In "First to Go," San Francisco accountant Carter (Kyle Howard) is horrified by the news his boss (Larry Wilmore) is downsizing his entire department. Even worse, he returns home to find his fiance Liz (Lindsay Price) in bed with... the Maserati of vibrators. And if that wasn't it enough, said instrument has made her truly orgasm for the first time in her life. Disheartened, Carter can't bring himself to tell her about losing his job so he gives himself a new one: be the best lover he can be.
And in "First on the List," best friends Judd (Greg Grunberg) and Bowman (Craig Robinson) are on their way to a pal's bachelor party. And while being dropped off at LAX by his wife (Pamela Adlon), Judd is shocked to spot his teenage crush Jennifer Love Hewitt (as herself) likewise arriving at the airport. You see, Hewitt is the one and only member of Judd's "Celebrity Exemption List," the pre-approved list of famous people that he and his wife, should the circumstances arise, are allowed to sleep with. Improbably they wind up on the same flight where Judd takes it upon himself to make a move.
What works: By definition, anthologies are tough sells due to the fact that there's no week to week relationships to build on as the slate is wiped clean after each episode. And while "Love Bites" is skirting this issue a little (see the aforementioned note), what they're ultimate selling then is a brand of storytelling, in this case romantic fables about the matters of the heart.
In each of the three stories, each of our hero/heroines is on a quest that ends in their comeuppance/just rewards with only thin connective tissue between them (for instance, two of the above guys are later revealed to be brothers) and a final coda to tie a bow on all of the tales. And to its credit, all are harmless fun, with each progressively better than the one prior. It makes for a cute exercise...
What doesn't: ...but it's one that I can't imagine rushing to watch each week. To give you an analogy, "Love Bites" is like a greeting card. The right message can make you laugh or smile but the act in of itself is generally a frivolous activity - you probably won't remember what it said the next day as it goes in one ear and out the other.

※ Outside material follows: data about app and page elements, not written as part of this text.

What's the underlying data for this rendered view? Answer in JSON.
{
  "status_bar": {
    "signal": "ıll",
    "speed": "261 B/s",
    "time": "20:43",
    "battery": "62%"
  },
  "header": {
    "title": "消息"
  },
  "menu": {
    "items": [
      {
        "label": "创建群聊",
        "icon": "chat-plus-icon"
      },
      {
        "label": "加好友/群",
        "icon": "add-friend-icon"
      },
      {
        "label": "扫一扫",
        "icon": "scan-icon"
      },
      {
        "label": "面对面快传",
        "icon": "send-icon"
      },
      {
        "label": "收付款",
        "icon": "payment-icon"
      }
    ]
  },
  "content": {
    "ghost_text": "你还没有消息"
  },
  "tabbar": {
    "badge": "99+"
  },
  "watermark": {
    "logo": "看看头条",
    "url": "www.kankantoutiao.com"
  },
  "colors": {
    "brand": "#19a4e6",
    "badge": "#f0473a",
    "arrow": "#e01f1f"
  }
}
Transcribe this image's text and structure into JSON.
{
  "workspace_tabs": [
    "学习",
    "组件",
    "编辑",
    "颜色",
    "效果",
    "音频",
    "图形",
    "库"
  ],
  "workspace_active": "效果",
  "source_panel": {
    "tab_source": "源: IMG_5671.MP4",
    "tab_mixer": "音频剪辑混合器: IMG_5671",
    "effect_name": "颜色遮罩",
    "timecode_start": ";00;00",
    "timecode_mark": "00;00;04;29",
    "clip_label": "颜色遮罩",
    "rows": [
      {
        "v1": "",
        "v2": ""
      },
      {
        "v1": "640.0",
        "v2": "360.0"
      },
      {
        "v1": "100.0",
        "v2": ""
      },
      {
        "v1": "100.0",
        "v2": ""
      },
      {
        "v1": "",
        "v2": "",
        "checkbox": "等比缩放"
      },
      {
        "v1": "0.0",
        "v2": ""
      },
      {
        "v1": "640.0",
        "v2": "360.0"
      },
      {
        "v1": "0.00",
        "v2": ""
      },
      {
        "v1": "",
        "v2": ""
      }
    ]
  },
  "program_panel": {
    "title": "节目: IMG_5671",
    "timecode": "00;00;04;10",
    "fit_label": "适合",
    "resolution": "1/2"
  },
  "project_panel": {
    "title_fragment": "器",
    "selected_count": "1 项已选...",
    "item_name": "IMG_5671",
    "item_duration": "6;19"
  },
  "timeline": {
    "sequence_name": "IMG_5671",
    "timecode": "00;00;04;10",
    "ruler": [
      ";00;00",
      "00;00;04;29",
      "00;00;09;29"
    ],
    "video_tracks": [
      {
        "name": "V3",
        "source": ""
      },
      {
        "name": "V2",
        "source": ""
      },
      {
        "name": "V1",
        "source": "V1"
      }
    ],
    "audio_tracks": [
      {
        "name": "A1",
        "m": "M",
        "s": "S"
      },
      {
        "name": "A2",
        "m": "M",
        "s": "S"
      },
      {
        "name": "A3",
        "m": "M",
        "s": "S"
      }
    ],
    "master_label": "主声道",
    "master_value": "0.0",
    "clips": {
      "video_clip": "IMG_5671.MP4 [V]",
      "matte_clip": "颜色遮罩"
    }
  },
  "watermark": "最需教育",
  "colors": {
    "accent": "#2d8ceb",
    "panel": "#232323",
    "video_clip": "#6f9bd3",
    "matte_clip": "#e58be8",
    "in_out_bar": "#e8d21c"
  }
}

That's more or less how I feel about this show: at best it's a fun albeit forgettable distraction, at worst it's a disposable, saccharine hour of television.
I'm sure that range will be acceptable for some viewers (although history has not been kind to this genre), however I'm of the school that TV series have to elicit a raw, uncensored feeling from me - either comedic or dramatic - to come back. "Love Bites" does the exact opposite as it seems more than content to rest on its billowy laurels of endless needle drops (walking across the office? time to crank up Phoenix's "1901!"), past-its-prime pop culture fascinations (celebrity exemption lists) and storybook mechanizations (that Fran gets what's coming to her in the end!). Again not bad...
The bottom line: ...just not great.